- Debt incurred through a property settlement agreement in a divorce. Child support and alimony cannot be discharged.
- Debts from a prior Chapter 7 bankruptcy where you were denied discharge.
- Homeowner association or condominium fees that became due after you filed for bankruptcy. Keep in mind that if you want to keep the condo/house, you will normally want to continue paying the HOA fees.
- Retirement account loans.
14. When will my Chapter 13 payments start?
Your first payment will be due within 30 days after the bankruptcy is filed. However, your payments do not have to be the same every month, so we can make them lower for the first few months to give you time to adjust your financial affairs.
15. Will I have to go to court?
Most Chapter 13 debtors will only need to attend one meeting with the Chapter 13 trustee. This meeting usually takes place in a courthouse, usually in a conference room, but there is no judge at the meeting. In almost all cases, the debtor will never need to go to a court hearing or see the judge.
16. What if the court does not approve my Chapter 13 plan?
If the court does not approve your plan, your plan can be amended to correct any issues that caused the court to not approve it. However, normally, the court will approve the plan if the Chapter 13 trustee approves it. An experienced Chapter 13 lawyer will know how to work with the Chapter 13 trustee to obtain the trustee’s approval of the plan.
17. What if I am unable to make my Chapter 13 plan payments?
If you are unable to make your Chapter 13 payments, there are a couple options.
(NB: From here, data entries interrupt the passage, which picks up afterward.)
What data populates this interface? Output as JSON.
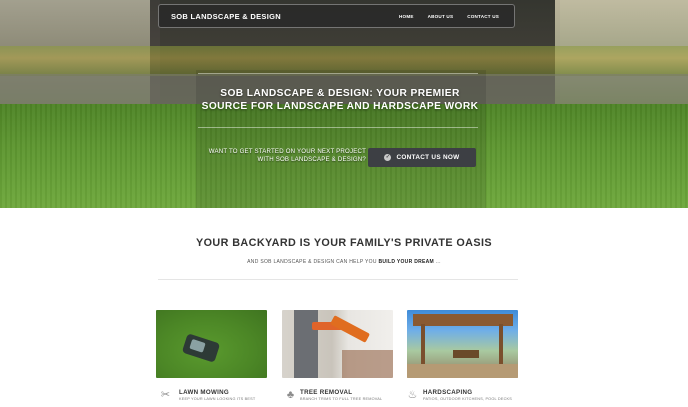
{
  "navbar": {
    "brand": "SOB LANDSCAPE & DESIGN",
    "links": [
      {
        "label": "HOME"
      },
      {
        "label": "ABOUT US"
      },
      {
        "label": "CONTACT US"
      }
    ]
  },
  "hero": {
    "title_line1": "SOB LANDSCAPE & DESIGN: YOUR PREMIER",
    "title_line2": "SOURCE FOR LANDSCAPE AND HARDSCAPE WORK",
    "cta_text_line1": "WANT TO GET STARTED ON YOUR NEXT PROJECT",
    "cta_text_line2": "WITH SOB LANDSCAPE & DESIGN?",
    "cta_button": "CONTACT US NOW",
    "cta_icon": "check-circle-icon"
  },
  "section": {
    "title": "YOUR BACKYARD IS YOUR FAMILY'S PRIVATE OASIS",
    "subtitle_prefix": "AND SOB LANDSCAPE & DESIGN CAN HELP YOU",
    "subtitle_bold": "BUILD YOUR DREAM",
    "subtitle_suffix": "..."
  },
  "services": [
    {
      "title": "LAWN MOWING",
      "desc": "KEEP YOUR LAWN LOOKING ITS BEST",
      "icon": "tools-icon"
    },
    {
      "title": "TREE REMOVAL",
      "desc": "BRANCH TRIMS TO FULL TREE REMOVAL",
      "icon": "tree-icon"
    },
    {
      "title": "HARDSCAPING",
      "desc": "PATIOS, OUTDOOR KITCHENS, POOL DECKS",
      "icon": "flame-icon"
    }
  ],
  "colors": {
    "navbar_bg": "#282828",
    "button_bg": "#3d3f44",
    "heading": "#333333"
  }
}
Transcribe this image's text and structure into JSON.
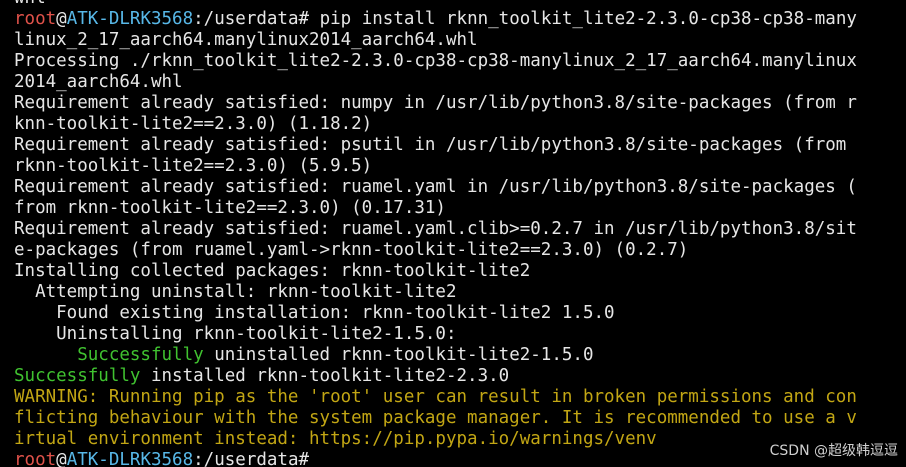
{
  "colors": {
    "background": "#000000",
    "text": "#e6e6e6",
    "prompt_user": "#e0524a",
    "prompt_host": "#58b8e8",
    "success": "#40c230",
    "warning": "#c2a614"
  },
  "terminal": {
    "lines": [
      [
        {
          "t": "whl",
          "c": "white"
        }
      ],
      [
        {
          "t": "root",
          "c": "red"
        },
        {
          "t": "@",
          "c": "white"
        },
        {
          "t": "ATK-DLRK3568",
          "c": "cyan"
        },
        {
          "t": ":/userdata# pip install rknn_toolkit_lite2-2.3.0-cp38-cp38-many",
          "c": "white"
        }
      ],
      [
        {
          "t": "linux_2_17_aarch64.manylinux2014_aarch64.whl",
          "c": "white"
        }
      ],
      [
        {
          "t": "Processing ./rknn_toolkit_lite2-2.3.0-cp38-cp38-manylinux_2_17_aarch64.manylinux",
          "c": "white"
        }
      ],
      [
        {
          "t": "2014_aarch64.whl",
          "c": "white"
        }
      ],
      [
        {
          "t": "Requirement already satisfied: numpy in /usr/lib/python3.8/site-packages (from r",
          "c": "white"
        }
      ],
      [
        {
          "t": "knn-toolkit-lite2==2.3.0) (1.18.2)",
          "c": "white"
        }
      ],
      [
        {
          "t": "Requirement already satisfied: psutil in /usr/lib/python3.8/site-packages (from",
          "c": "white"
        }
      ],
      [
        {
          "t": "rknn-toolkit-lite2==2.3.0) (5.9.5)",
          "c": "white"
        }
      ],
      [
        {
          "t": "Requirement already satisfied: ruamel.yaml in /usr/lib/python3.8/site-packages (",
          "c": "white"
        }
      ],
      [
        {
          "t": "from rknn-toolkit-lite2==2.3.0) (0.17.31)",
          "c": "white"
        }
      ],
      [
        {
          "t": "Requirement already satisfied: ruamel.yaml.clib>=0.2.7 in /usr/lib/python3.8/sit",
          "c": "white"
        }
      ],
      [
        {
          "t": "e-packages (from ruamel.yaml->rknn-toolkit-lite2==2.3.0) (0.2.7)",
          "c": "white"
        }
      ],
      [
        {
          "t": "Installing collected packages: rknn-toolkit-lite2",
          "c": "white"
        }
      ],
      [
        {
          "t": "  Attempting uninstall: rknn-toolkit-lite2",
          "c": "white"
        }
      ],
      [
        {
          "t": "    Found existing installation: rknn-toolkit-lite2 1.5.0",
          "c": "white"
        }
      ],
      [
        {
          "t": "    Uninstalling rknn-toolkit-lite2-1.5.0:",
          "c": "white"
        }
      ],
      [
        {
          "t": "      ",
          "c": "white"
        },
        {
          "t": "Successfully",
          "c": "green"
        },
        {
          "t": " uninstalled rknn-toolkit-lite2-1.5.0",
          "c": "white"
        }
      ],
      [
        {
          "t": "Successfully",
          "c": "green"
        },
        {
          "t": " installed rknn-toolkit-lite2-2.3.0",
          "c": "white"
        }
      ],
      [
        {
          "t": "WARNING: Running pip as the 'root' user can result in broken permissions and con",
          "c": "yellow"
        }
      ],
      [
        {
          "t": "flicting behaviour with the system package manager. It is recommended to use a v",
          "c": "yellow"
        }
      ],
      [
        {
          "t": "irtual environment instead: https://pip.pypa.io/warnings/venv",
          "c": "yellow"
        }
      ],
      [
        {
          "t": "root",
          "c": "red"
        },
        {
          "t": "@",
          "c": "white"
        },
        {
          "t": "ATK-DLRK3568",
          "c": "cyan"
        },
        {
          "t": ":/userdata#",
          "c": "white"
        }
      ]
    ]
  },
  "watermark": {
    "text": "CSDN @超级韩逗逗"
  }
}
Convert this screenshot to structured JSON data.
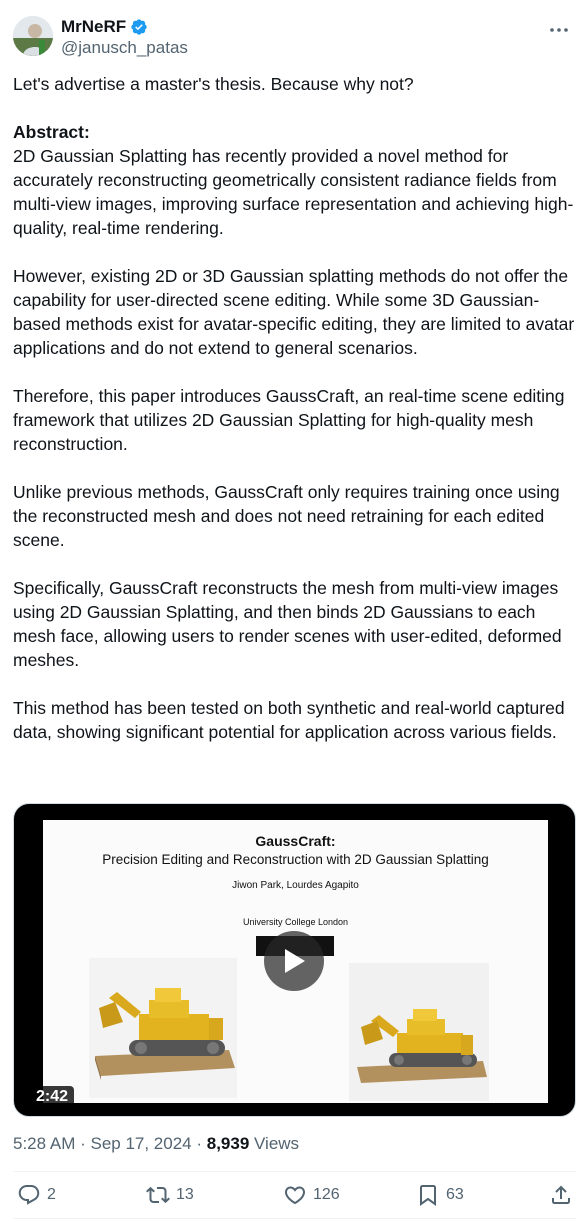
{
  "author": {
    "display_name": "MrNeRF",
    "handle": "@janusch_patas",
    "verified_icon": "verified-badge-icon",
    "verified_color": "#1d9bf0"
  },
  "tweet": {
    "intro": "Let's advertise a master's thesis. Because why not?",
    "abstract_heading": "Abstract:",
    "paragraphs": [
      "2D Gaussian Splatting has recently provided a novel method for accurately reconstructing geometrically consistent radiance fields from multi-view images, improving surface representation and achieving high-quality, real-time rendering.",
      "However, existing 2D or 3D Gaussian splatting methods do not offer the capability for user-directed scene editing. While some 3D Gaussian-based methods exist for avatar-specific editing, they are limited to avatar applications and do not extend to general scenarios.",
      "Therefore, this paper introduces GaussCraft, an real-time scene editing framework that utilizes 2D Gaussian Splatting for high-quality mesh reconstruction.",
      "Unlike previous methods, GaussCraft only requires training once using the reconstructed mesh and does not need retraining for each edited scene.",
      "Specifically, GaussCraft reconstructs the mesh from multi-view images using 2D Gaussian Splatting, and then binds 2D Gaussians to each mesh face, allowing users to render scenes with user-edited, deformed meshes.",
      "This method has been tested on both synthetic and real-world captured data, showing significant potential for application across various fields."
    ]
  },
  "video": {
    "slide_title": "GaussCraft:",
    "slide_subtitle": "Precision Editing and Reconstruction with 2D Gaussian Splatting",
    "slide_authors": "Jiwon Park, Lourdes Agapito",
    "slide_affiliation": "University College London",
    "duration": "2:42",
    "play_icon": "play-icon"
  },
  "meta": {
    "time": "5:28 AM",
    "separator": " · ",
    "date": "Sep 17, 2024",
    "views_count": "8,939",
    "views_label": " Views"
  },
  "actions": {
    "replies": "2",
    "reposts": "13",
    "likes": "126",
    "bookmarks": "63"
  },
  "colors": {
    "text": "#0f1419",
    "secondary": "#536471",
    "divider": "#eff3f4"
  }
}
Your Chapter 13 plan can be amended to modify your payment schedule. The payments can be lowered temporarily or paused altogether. To compensate for that, later payments will be increased. Alternatively if your plan is shorter than five years, the length of the plan can be increased to minimize the increase in monthly payments.
If you are unable to make payment due to a decrease in income, your case can be converted to Chapter 7.
18. Can I change my mind and dismiss a Chapter 13 case?
Yes, you can dismiss your Chapter 13 bankruptcy case at any time.
19. Why do I need a bankruptcy attorney to file Chapter 13?
Chapter 13 bankruptcy is very complex, and successfully navigating it without a lawyer is almost impossible. A Chapter 13 attorney will ensure that you comply with all legal requirements, and do not have your case dismissed on a technicality. In addition, a good Chapter 13 attorney will do the following: properly prepare all the required bankruptcy documents, prepare your bankruptcy plan, object to improper claims, resolve objections filed by creditors, and work with the Chapter 13 trustee to obtain approval of your plan without the need for you to go to court. By having a good Chapter 13 lawyer, you can maximize your chances that your bankruptcy will go smoothly, and that you will not pay more than what is required.
You may also be interested in these articles: 7 Mistakes to Avoid When Filing for Bankruptcy in Arizona
The above is provided for general informational purposes only. It is not intended to and does not constitute legal advice, and does not create an attorney-client relationship. If you need legal advice for your specific situation, you should contact a qualified attorney in your area.